"When you are partnerless in your 30s, the mild bore of not being in a relationship … gets infused with the paranoid notion that … it is all your fault for being too wild or willful to settle down in the first bloom of youth."

So writes the witty, neurotic British heroine in Bridget Jones's Diary, the 1996 novel about a modern, urban, 30-something single woman.

Little did narrator Bridget or the book's author Helen Fielding know that together, they were about to spark a new craze in pop fiction.

"Chick lit," as the Brits dubbed the genre that first made a splash in England, typically follows an edgy, single, career woman's search for love and personal identity. Bright and droll, she trudges through her quest for a soulmate in a world of clueless, callous or taken men. And her journey is often complicated by an insane family, chaotic city life and a demanding boss.

"There's a lot of anxiety associated with being single and female and in your 20s and 30s," said Jennifer Weiner, 31, the author of one newly-released such novel called Good in Bed. "There are a lot of expectations about what your life is supposed to look like. These books are a way of helping readers and writers sort it all out."

Candace Bushnell's 1997 Sex and the City, the compilation of her New York Observer columns about 30-something glam girls in Manhattan and the inspiration for the hit HBO series, is widely considered the first American novel in the genre. Other bestsellers like The Girls' Guide to Hunting and Fishing by Melissa Bank have also added to the rage.

The fiction genre is so popular that romance giant Harlequin is launching an entire publishing imprint dedicated to it, Red Dress Ink. See Jane Date, the first of nine titles the division has bought so far, hits bookstores in November.

Red Dress editor Margaret Marbury said the move is a natural progression for Harlequin, the world's largest romance publisher.

"We know how to write a woman's relationship book," said Marbury. "But we're not fulfilling a whole time in a woman's life before she meets The One. That time is getting longer … . There's a lot of life and romance before you settle down."

The 2000 U.S. Census Bureau concurs. The proportion of never-married women ages 30 to 34 has tripled, from 6 percent in 1970 to 22 percent in 2000. The percentage of never-married women 20 to 24 has doubled, from 36 percent to 73 percent.

"Everybody wants to marry a soulmate," said Barbara Dafoe Whitehead, co-director of the National Marriage Project who has two single daughters in their 30s. "People are putting it off partly because of fear of divorce and partly because they have really high standards. The phrase I've heard is, 'I'm not going to settle.'"

Whitehead, who is writing a book about marriage and relationship trends among Gen-X women, said the delay in tying the knot represents a new sequence of events. Her studies show most women and men will be married at some point in their lives.

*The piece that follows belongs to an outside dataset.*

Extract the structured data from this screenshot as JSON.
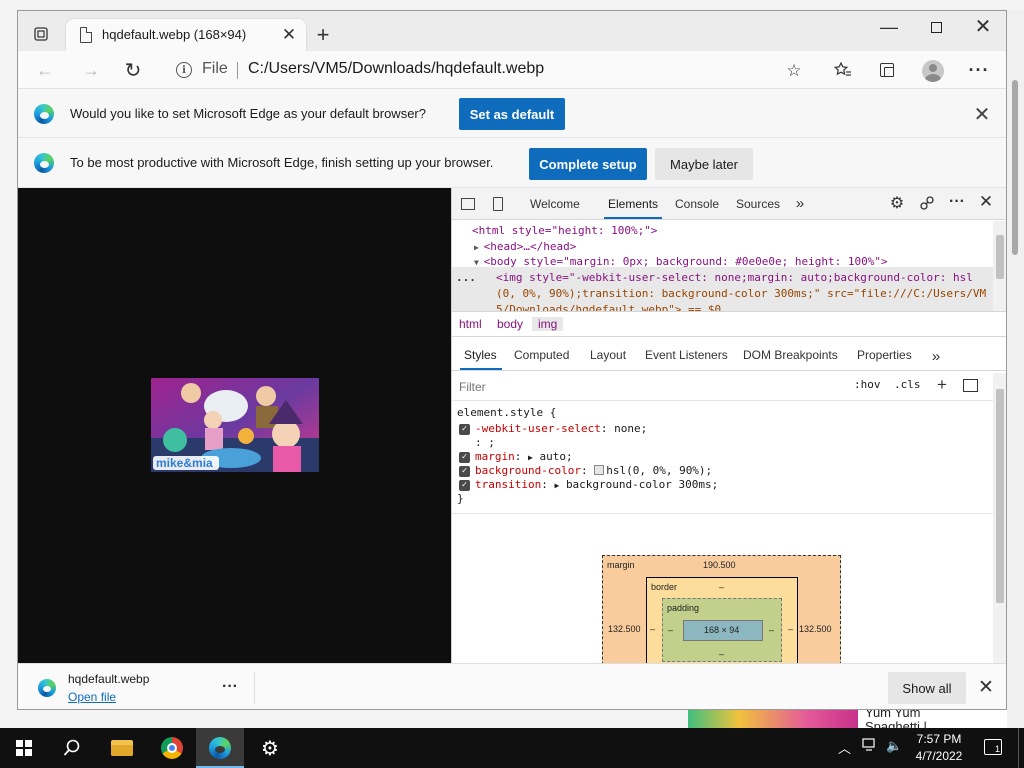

Census 2000 findings back that up: By age 35, 74 percent of men and women had been married and by age 65, 95 percent had.

"Some women are panicking," said Whitehead, who has read about 30 "chick lit" novels. "My view is high standards are good, being a little older is good. But if you have higher standards, the search is going to be prolonged."

Dallas resident Rebecca Brown, 30, has been married four years, but she's read novels like Bridget Jones because she knows about conflicting pressures on women — and remembers singlehood.

"Those single days are so lonely and so devastating," said Brown, a Ph.D. student in education policy. "There is kind of this unsettled feeling when you wonder, 'Who will I …?' It determines what your life will look like."

Whitehead said the fiction captures a significant cultural trend with shrewd social commentary.

"It expresses probably the only unfulfilled ambition of this highly educated, highly independent, elite generation of women," she said.

Thirty-something New Yorker Rachel Lederman, who is single, said the books make her realize she isn't alone — and give her hope.

"This conventional life of getting married and having kids at 20-something is not reality for everyone," said the ad agency producer. "But if we hang in there long enough, we'll find what we’re looking for. As my mother says, 'There's a lid for every pot.'"

Weiner characterizes the genre as female coming-of-age literature, comparing it to the male adventure-quest novel.

"You're supposed to have the career, you're supposed to have the guy, you're supposed to not wait to have babies — and you're supposed to do it all really well and look really good while you're doing it," she said. "It's a really thought-provoking place to be in life."